┌─ Input data

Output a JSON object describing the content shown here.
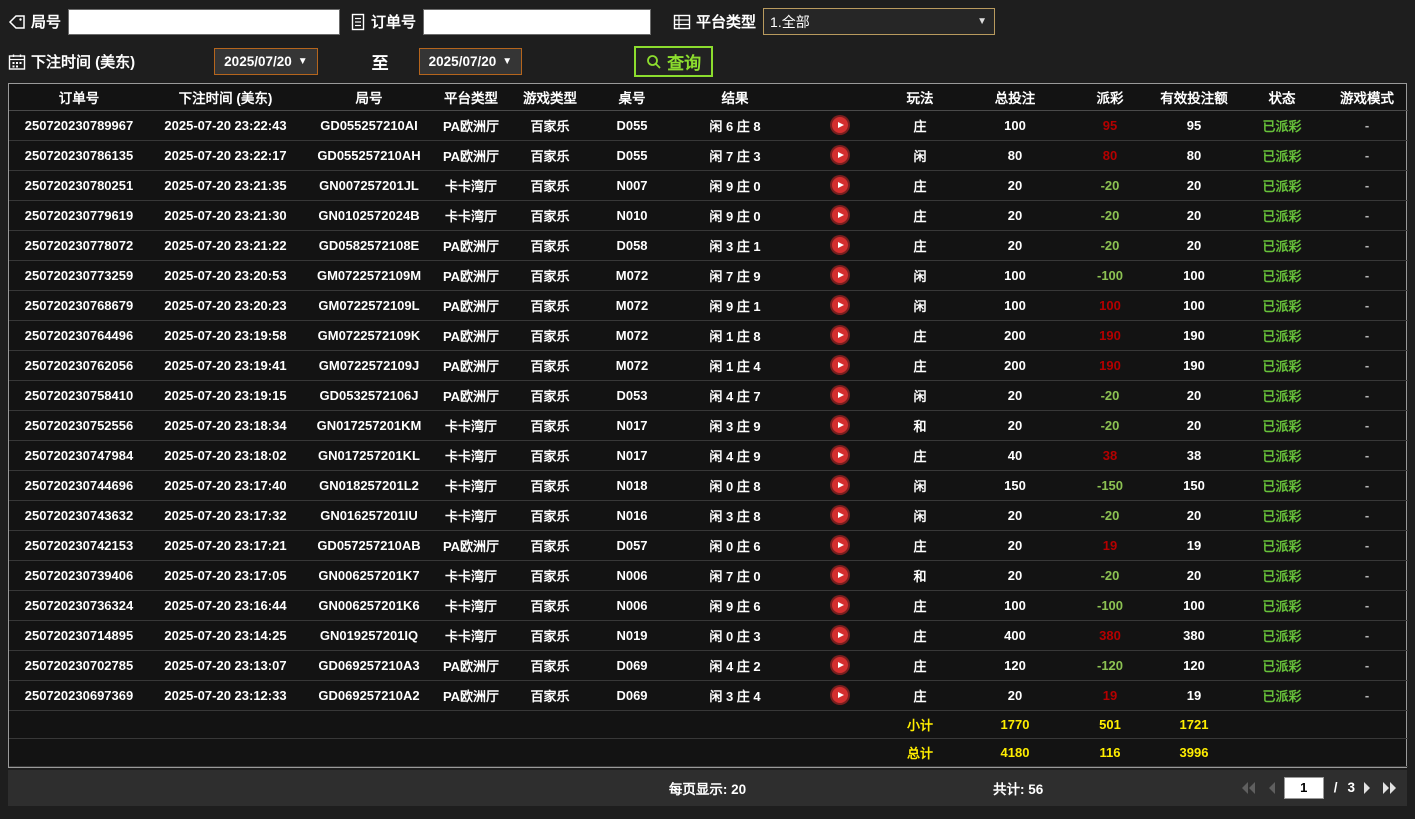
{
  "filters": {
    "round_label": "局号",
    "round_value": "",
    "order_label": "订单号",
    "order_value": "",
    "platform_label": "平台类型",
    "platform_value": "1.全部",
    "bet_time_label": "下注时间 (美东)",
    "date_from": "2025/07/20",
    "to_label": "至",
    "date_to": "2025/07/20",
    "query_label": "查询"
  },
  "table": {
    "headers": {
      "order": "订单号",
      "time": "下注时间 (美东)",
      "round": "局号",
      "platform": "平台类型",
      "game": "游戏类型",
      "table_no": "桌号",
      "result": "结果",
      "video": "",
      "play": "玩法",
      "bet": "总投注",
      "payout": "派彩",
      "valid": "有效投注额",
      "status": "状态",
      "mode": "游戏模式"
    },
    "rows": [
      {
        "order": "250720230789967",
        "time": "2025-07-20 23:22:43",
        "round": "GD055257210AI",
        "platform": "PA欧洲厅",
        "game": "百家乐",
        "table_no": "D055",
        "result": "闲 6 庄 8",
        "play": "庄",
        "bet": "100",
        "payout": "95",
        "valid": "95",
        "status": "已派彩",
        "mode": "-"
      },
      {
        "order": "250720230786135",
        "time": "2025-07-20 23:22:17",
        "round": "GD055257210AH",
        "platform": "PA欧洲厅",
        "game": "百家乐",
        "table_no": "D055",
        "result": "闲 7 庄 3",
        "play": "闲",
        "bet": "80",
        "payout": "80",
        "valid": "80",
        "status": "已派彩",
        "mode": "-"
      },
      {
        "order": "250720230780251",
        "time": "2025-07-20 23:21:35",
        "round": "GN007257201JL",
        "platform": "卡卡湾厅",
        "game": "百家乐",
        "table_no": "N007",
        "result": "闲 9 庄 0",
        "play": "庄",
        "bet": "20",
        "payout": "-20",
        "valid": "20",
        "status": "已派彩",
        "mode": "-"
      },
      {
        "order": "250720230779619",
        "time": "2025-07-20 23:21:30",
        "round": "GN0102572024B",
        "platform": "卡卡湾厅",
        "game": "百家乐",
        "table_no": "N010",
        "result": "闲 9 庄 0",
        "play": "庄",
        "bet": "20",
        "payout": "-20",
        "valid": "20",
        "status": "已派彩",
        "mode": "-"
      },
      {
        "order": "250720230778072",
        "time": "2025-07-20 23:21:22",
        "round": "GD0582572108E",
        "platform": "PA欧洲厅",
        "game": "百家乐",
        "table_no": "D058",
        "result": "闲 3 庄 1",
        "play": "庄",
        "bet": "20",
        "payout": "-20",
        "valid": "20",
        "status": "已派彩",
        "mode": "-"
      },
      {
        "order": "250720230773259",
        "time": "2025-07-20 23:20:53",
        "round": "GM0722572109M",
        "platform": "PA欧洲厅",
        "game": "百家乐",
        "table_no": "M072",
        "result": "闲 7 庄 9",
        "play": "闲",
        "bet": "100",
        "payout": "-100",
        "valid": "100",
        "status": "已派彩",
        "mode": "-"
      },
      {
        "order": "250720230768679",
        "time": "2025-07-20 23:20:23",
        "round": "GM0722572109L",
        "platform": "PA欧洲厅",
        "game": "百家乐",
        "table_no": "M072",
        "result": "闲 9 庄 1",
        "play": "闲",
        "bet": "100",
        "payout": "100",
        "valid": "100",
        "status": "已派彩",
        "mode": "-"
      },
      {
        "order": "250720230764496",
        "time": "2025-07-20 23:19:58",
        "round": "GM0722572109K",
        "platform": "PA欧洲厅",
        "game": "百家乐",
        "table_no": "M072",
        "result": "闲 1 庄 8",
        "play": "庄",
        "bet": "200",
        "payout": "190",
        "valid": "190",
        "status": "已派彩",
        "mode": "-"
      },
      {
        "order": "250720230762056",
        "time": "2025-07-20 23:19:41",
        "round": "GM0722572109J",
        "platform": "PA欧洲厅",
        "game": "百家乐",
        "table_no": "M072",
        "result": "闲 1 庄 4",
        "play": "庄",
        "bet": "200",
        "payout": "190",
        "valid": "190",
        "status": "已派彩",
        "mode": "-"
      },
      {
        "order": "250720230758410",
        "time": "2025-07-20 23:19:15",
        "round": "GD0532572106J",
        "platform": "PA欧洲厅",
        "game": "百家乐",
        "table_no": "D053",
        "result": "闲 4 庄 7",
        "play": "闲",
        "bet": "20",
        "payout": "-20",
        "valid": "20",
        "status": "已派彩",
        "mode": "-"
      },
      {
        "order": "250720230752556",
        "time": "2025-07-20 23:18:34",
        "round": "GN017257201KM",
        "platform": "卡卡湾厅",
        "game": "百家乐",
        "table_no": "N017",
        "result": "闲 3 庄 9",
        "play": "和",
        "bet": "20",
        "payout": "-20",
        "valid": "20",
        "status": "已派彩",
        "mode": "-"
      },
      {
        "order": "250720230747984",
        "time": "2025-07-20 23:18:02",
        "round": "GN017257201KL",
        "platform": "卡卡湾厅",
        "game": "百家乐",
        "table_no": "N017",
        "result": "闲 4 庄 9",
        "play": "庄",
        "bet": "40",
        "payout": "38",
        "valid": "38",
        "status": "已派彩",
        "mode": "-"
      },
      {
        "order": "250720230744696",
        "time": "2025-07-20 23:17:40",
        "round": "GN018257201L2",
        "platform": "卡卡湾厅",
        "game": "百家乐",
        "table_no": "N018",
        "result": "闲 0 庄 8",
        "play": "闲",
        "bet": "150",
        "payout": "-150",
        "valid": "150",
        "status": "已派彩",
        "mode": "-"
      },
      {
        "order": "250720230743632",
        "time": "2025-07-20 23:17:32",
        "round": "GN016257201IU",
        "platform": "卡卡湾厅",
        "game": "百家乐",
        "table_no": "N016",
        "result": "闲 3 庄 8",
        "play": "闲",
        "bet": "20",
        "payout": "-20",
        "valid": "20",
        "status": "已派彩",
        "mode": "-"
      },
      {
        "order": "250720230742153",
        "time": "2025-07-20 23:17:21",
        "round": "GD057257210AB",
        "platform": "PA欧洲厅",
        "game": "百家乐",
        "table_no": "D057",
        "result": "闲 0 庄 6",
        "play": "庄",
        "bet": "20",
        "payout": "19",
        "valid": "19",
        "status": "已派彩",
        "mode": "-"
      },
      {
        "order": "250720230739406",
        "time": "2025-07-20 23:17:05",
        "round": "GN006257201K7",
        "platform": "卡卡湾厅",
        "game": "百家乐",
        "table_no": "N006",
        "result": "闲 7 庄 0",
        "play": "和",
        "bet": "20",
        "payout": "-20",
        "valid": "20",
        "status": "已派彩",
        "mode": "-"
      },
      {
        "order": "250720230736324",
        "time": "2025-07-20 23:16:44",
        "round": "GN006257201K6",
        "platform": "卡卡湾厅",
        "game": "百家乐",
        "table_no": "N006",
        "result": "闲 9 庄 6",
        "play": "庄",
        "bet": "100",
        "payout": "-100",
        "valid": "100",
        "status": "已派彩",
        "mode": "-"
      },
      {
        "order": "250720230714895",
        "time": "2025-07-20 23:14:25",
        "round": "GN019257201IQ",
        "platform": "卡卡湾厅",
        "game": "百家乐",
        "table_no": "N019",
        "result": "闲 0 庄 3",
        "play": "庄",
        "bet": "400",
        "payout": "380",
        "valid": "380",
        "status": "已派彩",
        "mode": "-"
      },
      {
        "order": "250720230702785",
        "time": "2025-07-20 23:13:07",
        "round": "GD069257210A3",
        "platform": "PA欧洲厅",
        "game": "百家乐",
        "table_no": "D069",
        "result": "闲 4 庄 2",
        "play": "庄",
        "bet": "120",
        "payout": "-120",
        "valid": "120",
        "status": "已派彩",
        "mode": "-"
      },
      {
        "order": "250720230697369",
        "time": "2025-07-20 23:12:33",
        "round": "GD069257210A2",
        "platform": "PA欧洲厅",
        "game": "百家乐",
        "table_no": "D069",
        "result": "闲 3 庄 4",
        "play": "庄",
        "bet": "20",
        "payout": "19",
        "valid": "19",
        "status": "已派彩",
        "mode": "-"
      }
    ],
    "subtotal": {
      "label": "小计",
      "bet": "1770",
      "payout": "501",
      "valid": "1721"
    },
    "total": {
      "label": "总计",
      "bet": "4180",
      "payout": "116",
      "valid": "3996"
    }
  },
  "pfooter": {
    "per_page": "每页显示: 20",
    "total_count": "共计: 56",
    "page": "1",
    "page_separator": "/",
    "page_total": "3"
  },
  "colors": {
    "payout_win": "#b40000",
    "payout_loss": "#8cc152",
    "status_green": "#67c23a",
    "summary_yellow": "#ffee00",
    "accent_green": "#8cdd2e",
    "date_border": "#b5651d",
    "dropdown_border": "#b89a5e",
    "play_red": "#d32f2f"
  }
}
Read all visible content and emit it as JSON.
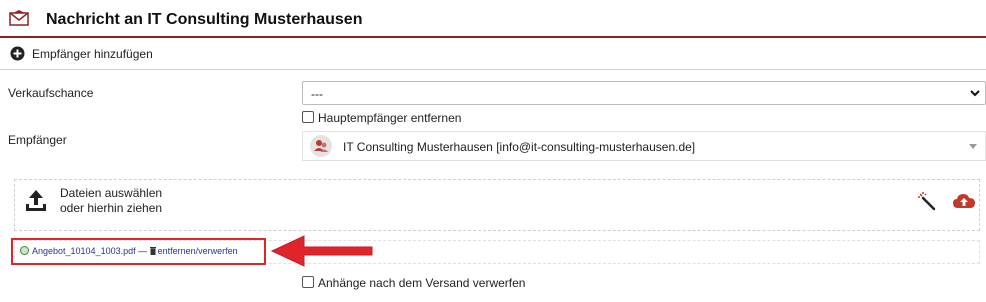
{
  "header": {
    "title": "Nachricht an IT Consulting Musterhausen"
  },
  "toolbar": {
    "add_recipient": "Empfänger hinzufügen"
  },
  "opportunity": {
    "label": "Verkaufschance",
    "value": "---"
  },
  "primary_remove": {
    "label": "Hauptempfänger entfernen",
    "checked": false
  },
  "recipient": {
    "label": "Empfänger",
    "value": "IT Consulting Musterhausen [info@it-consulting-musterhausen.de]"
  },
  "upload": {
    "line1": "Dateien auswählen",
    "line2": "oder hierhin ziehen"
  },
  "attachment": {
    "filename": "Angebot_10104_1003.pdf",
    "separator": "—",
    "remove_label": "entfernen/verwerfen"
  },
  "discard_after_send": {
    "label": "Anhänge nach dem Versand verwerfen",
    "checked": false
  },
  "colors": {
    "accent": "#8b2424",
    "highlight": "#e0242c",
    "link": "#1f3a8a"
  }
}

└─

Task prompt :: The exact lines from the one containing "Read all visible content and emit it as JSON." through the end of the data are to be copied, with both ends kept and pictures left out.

Solution to this task ::
Read all visible content and emit it as JSON.
{
  "header": {
    "title": "Nachricht an IT Consulting Musterhausen"
  },
  "toolbar": {
    "add_recipient": "Empfänger hinzufügen"
  },
  "opportunity": {
    "label": "Verkaufschance",
    "value": "---"
  },
  "primary_remove": {
    "label": "Hauptempfänger entfernen",
    "checked": false
  },
  "recipient": {
    "label": "Empfänger",
    "value": "IT Consulting Musterhausen [info@it-consulting-musterhausen.de]"
  },
  "upload": {
    "line1": "Dateien auswählen",
    "line2": "oder hierhin ziehen"
  },
  "attachment": {
    "filename": "Angebot_10104_1003.pdf",
    "separator": "—",
    "remove_label": "entfernen/verwerfen"
  },
  "discard_after_send": {
    "label": "Anhänge nach dem Versand verwerfen",
    "checked": false
  },
  "colors": {
    "accent": "#8b2424",
    "highlight": "#e0242c",
    "link": "#1f3a8a"
  }
}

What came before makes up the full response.